For most of them the veteran’s report carried that special thrill of distant alarm. A great but far-off city reduced to ruin; a disaster from halfway across the world. Cataclysmic news, but an event comfortingly remote from the day to day affairs of home.
You are Evening Star, a hero in the making, about to find out what happened to your lost twin brother Morning Star. This is the setting of the mobile game Necklace of Skulls, set in a colorful, well developed world populated by myth and legend. Through your journey you encounter a variety of characters; from cannibals to albino dogs. You must face these things with the skills that you have, the tools you collect and your own wits.
The primary strength of this game is the rich fantasy world it creates. As someone well versed in Western mythology (Greek, Roman, Norse mostly) this foray into Mayan symbols and characters was a welcome and exciting foray. The art that accompanies the text is rich, colorful and fitting with the tale. While the story takes place in the second person, it holds a certain “campfire” quality. It feels like you could sit around a campfire with an older patriarch (or matriarch) of the family and listen to them create the same type of yarn. In that sense, it has mythology and folklore nailed.

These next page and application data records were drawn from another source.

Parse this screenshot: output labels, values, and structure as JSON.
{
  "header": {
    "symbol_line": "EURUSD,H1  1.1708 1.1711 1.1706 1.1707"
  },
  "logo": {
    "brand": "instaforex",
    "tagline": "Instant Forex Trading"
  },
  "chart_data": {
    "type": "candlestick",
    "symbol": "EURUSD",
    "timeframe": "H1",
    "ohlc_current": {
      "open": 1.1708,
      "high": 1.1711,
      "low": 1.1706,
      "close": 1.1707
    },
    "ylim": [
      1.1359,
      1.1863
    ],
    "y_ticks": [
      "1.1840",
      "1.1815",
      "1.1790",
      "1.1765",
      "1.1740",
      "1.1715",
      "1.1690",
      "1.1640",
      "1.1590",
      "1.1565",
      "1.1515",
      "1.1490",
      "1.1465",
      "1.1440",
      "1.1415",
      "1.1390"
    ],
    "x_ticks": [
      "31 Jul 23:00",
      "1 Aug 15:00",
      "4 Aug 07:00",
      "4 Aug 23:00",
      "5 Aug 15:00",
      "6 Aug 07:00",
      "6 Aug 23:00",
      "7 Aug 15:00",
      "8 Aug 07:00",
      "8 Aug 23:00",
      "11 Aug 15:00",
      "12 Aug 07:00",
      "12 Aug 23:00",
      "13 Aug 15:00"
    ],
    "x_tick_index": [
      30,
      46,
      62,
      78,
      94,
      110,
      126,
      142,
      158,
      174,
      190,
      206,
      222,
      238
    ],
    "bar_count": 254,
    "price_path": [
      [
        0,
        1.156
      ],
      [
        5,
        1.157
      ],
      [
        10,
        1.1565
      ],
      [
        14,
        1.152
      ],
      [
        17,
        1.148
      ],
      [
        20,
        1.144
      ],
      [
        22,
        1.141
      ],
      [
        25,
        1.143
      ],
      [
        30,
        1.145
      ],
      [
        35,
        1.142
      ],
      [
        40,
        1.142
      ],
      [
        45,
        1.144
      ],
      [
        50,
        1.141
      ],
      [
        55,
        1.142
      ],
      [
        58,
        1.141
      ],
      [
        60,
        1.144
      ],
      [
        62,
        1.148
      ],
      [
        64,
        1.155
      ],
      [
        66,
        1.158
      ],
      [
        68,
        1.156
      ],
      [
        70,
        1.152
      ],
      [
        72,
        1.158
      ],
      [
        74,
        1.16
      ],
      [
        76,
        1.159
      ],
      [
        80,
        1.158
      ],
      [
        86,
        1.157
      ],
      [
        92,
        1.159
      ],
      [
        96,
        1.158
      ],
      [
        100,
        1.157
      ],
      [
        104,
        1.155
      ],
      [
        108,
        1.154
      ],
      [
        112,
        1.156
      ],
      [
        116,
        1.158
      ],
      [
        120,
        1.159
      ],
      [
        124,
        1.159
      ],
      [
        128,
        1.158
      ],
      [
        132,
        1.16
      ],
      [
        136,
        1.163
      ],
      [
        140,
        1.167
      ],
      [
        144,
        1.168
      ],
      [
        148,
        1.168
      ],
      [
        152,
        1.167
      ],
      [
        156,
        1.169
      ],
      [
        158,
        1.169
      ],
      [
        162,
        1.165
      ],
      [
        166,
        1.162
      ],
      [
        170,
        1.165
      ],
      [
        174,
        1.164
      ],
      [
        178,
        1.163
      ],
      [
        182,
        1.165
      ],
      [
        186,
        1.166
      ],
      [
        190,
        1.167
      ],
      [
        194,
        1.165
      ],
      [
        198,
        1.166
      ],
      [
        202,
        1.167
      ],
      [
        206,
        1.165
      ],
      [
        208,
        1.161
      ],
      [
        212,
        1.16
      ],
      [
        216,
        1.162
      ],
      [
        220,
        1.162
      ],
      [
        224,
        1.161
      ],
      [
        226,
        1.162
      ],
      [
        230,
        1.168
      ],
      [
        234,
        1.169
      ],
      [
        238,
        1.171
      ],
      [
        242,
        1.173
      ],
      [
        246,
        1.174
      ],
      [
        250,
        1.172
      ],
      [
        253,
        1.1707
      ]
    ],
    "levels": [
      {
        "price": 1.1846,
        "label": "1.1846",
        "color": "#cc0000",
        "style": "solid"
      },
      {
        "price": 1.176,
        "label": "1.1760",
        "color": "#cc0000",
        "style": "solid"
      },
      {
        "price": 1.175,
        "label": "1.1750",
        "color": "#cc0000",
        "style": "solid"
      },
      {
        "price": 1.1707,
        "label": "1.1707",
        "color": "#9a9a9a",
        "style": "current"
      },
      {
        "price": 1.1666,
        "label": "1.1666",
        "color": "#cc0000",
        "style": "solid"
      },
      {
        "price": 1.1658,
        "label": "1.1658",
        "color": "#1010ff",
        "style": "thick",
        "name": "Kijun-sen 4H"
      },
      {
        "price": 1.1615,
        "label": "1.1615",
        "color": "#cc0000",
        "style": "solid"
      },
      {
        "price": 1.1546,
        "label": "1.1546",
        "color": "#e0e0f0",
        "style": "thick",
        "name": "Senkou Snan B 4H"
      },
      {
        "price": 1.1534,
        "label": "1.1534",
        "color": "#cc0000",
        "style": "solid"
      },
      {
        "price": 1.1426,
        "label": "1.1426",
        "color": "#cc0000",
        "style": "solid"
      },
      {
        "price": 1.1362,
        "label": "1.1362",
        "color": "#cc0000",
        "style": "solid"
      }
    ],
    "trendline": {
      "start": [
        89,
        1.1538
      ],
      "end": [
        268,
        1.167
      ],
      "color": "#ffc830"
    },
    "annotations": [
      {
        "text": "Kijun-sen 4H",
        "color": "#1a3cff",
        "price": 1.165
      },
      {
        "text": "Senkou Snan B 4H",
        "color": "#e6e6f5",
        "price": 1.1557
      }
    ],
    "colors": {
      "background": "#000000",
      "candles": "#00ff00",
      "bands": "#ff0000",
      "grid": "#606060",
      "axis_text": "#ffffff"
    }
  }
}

The writing is of an acceptable quality and a play through can be completed by a diligent reader in about a half hour. The game teases the promise of multiple playthroughs with the available characters (Warrior, Huntress, Wayfarer & Sorceress), but this promise is one I would not suggest fulfilling. The prologue appears to be the same for all four characters — no matter what, in this tale you are Evening Star on a quest for Morning Star. There are routes tantalizingly blocked off from you from the beginning because you lack certain skills, but you can access them on later playthroughs. However, it didn’t seem worth the effort to replay some of the scenes over again for those few clues and objects. There is little reward for going a different route.
He snorts contemptuously. “You mortals are so predictable. There are greater victories than revenge.”
In what is problematic in most interactive fiction, including gamebooks, I managed to find myself “choiced” into a corner. I was near what felt like the end on my first playthrough of Necklace of Skulls only to find myself stymied at a four forked path. I tried all options, explored each path. It did not matter. I died anyway. With no way to return to a previous decision, to right my own wrongs, I was trapped within reaching distance of the games conclusion and had to just quit. It’s not an ideal situation, and it does happen, but I felt incredibly thwarted. My second playthrough was riddled with repetition before I died inelegantly in a forest without being able to find my way out.
This is a game with a combat system, and it was not my favorite. Without direction in my first fight, i found it truly puzzling. Here’s a picture of the interface:
This is a fight between your character and the cannibals. You have three options with limited stamina and you must land your blows. I might not have been getting it, but there didn’t seem to be a recognizable pattern of attack that I could plan for. Instead I just kept dying. Fighting became so troublesome that I took the coward’s way out in every battle. The fighting system is something that Necklace of Skulls could’ve done without.
I found Necklace of Skulls entrancing, with beautiful art and a tie to folklore that I truly appreciate. But I was stymied by the difficulty level and the repetition that made me unwilling to seek out more playthroughs. If you’re willing to fight past the difficulty, it’s definitely worth the cost. Necklace of Skulls is currently available on iOS and Android for $2.99.